Wowing audiences since 1949 with science exhibits and a planetarium, the Miami Science Museum relocated to a new $300 million facility with major support from Philip and Patricia Frost in 2017 to Museum Park in downtown Miami. Now named the Philip and Patricia Frost Museum of Science, the new location is a sight for sore eyes, an indoor/outdoor interactive space with Magic City views for miles.
Open every day of the week, you can buy tickets online or at the museum. Local residents get a discount and you can get an annual membership, which might make the most economic sense for a family of four who plans to return often throughout the year.
Exhibits and Activities
The museum's standout feature is the new three-level aquarium that has a 31-foot-wide clear oculus at the bottom that gives visitors a sea-bottom view of sharks and South Florida reef fish.
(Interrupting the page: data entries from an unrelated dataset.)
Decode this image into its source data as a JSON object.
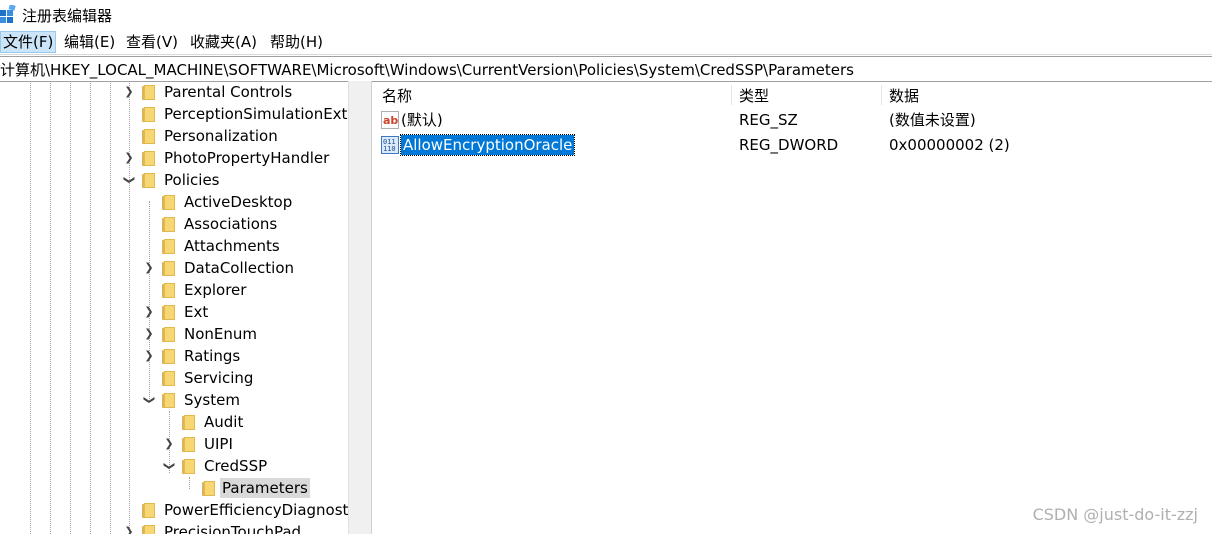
{
  "window": {
    "title": "注册表编辑器"
  },
  "menu": [
    "文件(F)",
    "编辑(E)",
    "查看(V)",
    "收藏夹(A)",
    "帮助(H)"
  ],
  "address": "计算机\\HKEY_LOCAL_MACHINE\\SOFTWARE\\Microsoft\\Windows\\CurrentVersion\\Policies\\System\\CredSSP\\Parameters",
  "tree": [
    {
      "label": "Parental Controls",
      "expander": "collapsed"
    },
    {
      "label": "PerceptionSimulationExte",
      "expander": "none"
    },
    {
      "label": "Personalization",
      "expander": "none"
    },
    {
      "label": "PhotoPropertyHandler",
      "expander": "collapsed"
    },
    {
      "label": "Policies",
      "expander": "expanded"
    },
    {
      "label": "ActiveDesktop",
      "expander": "none"
    },
    {
      "label": "Associations",
      "expander": "none"
    },
    {
      "label": "Attachments",
      "expander": "none"
    },
    {
      "label": "DataCollection",
      "expander": "collapsed"
    },
    {
      "label": "Explorer",
      "expander": "none"
    },
    {
      "label": "Ext",
      "expander": "collapsed"
    },
    {
      "label": "NonEnum",
      "expander": "collapsed"
    },
    {
      "label": "Ratings",
      "expander": "collapsed"
    },
    {
      "label": "Servicing",
      "expander": "none"
    },
    {
      "label": "System",
      "expander": "expanded"
    },
    {
      "label": "Audit",
      "expander": "none"
    },
    {
      "label": "UIPI",
      "expander": "collapsed"
    },
    {
      "label": "CredSSP",
      "expander": "expanded"
    },
    {
      "label": "Parameters",
      "expander": "none",
      "selected": true
    },
    {
      "label": "PowerEfficiencyDiagnosti",
      "expander": "none"
    },
    {
      "label": "PrecisionTouchPad",
      "expander": "collapsed"
    }
  ],
  "list": {
    "headers": {
      "name": "名称",
      "type": "类型",
      "data": "数据"
    },
    "rows": [
      {
        "icon": "string-value-icon",
        "name": "(默认)",
        "type": "REG_SZ",
        "data": "(数值未设置)"
      },
      {
        "icon": "dword-value-icon",
        "name": "AllowEncryptionOracle",
        "type": "REG_DWORD",
        "data": "0x00000002 (2)",
        "selected": true
      }
    ]
  },
  "watermark": "CSDN @just-do-it-zzj"
}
In addition to the half-million-gallon fish tank that is teeming with sea life, museum-goers can learn through viewing the live colonies of jellyfish and living coral collections, free-flight bird aviaries, and experience interactive dance floors. Other exhibits include the story of flight, the ecology of the Everglades, and a laser show that teaches the physics of light.
Among the new facility's main attractions is a new 250-seat planetarium that takes visitors into outer space and beneath the ocean via 3-D projection and a surround-sound system that exists in only 12 other such facilities around the world.
Familiar pieces of the museum’s longstanding collection are in its new home, including a nearly 13-foot-long, 55-million-year-old fossilized fish, a xiphactinus, which has been restored by paleontologists.
The Museum Structure
Now called the Philip and Patricia Frost Museum of Science, or Frost Science, the 250,000-square-foot museum, designed by world-renowned British architect Nicholas Grimshaw, is four separate structures connected by open-air decks and suspended passageways. There is the great sphere that houses the planetarium; the elliptical “living core” section, as it is called, with the main aquarium and multi-level wildlife exhibitions and two other blocks, the north and west wings, that contain additional exhibition spaces.
The power company has installed two unique solar "trees" at the Frost Science Museum. The unique solar-panel structures use sunshine to generate zero-emissions energy. In addition, the Solar Terrace of the museum will house 240 photovoltaic solar panels, which is enough to power 66 classrooms (wow!).
The Junior League of Miami opened the Junior Museum of Miami in 1949. It was located inside a house at the time. The exhibits were made up of donated items, such as a hive of live honeybees and loaned materials, like artifacts from the Seminole tribe of Native American. In 1952, the museum relocated to a larger space in the Miami Women's Club. At that time it was renamed the Museum of Science and Natural History.
In 1960, Miami-Dade County built a new 48,000-square-foot museum building on a three-acre site in the Coconut Grove area of Miami adjacent to Vizcaya, the Renaissance-style palatial estate and gardens. In 1966, the Space Transit Planetarium was added with a Spitz Model B Space Transit Projector. The projector was the last of 12 of its type that was built, and the last one still in operation in 2015. The planetarium was the home of the popular, national astronomy show "Star Gazers" with Jack Horkheimer.
The museum and planetarium closed in 2015 in advance of the opening of the new museum. The dismantled Spitz projector is a permanent display piece in the new Frost Planetarium that opened in 2017.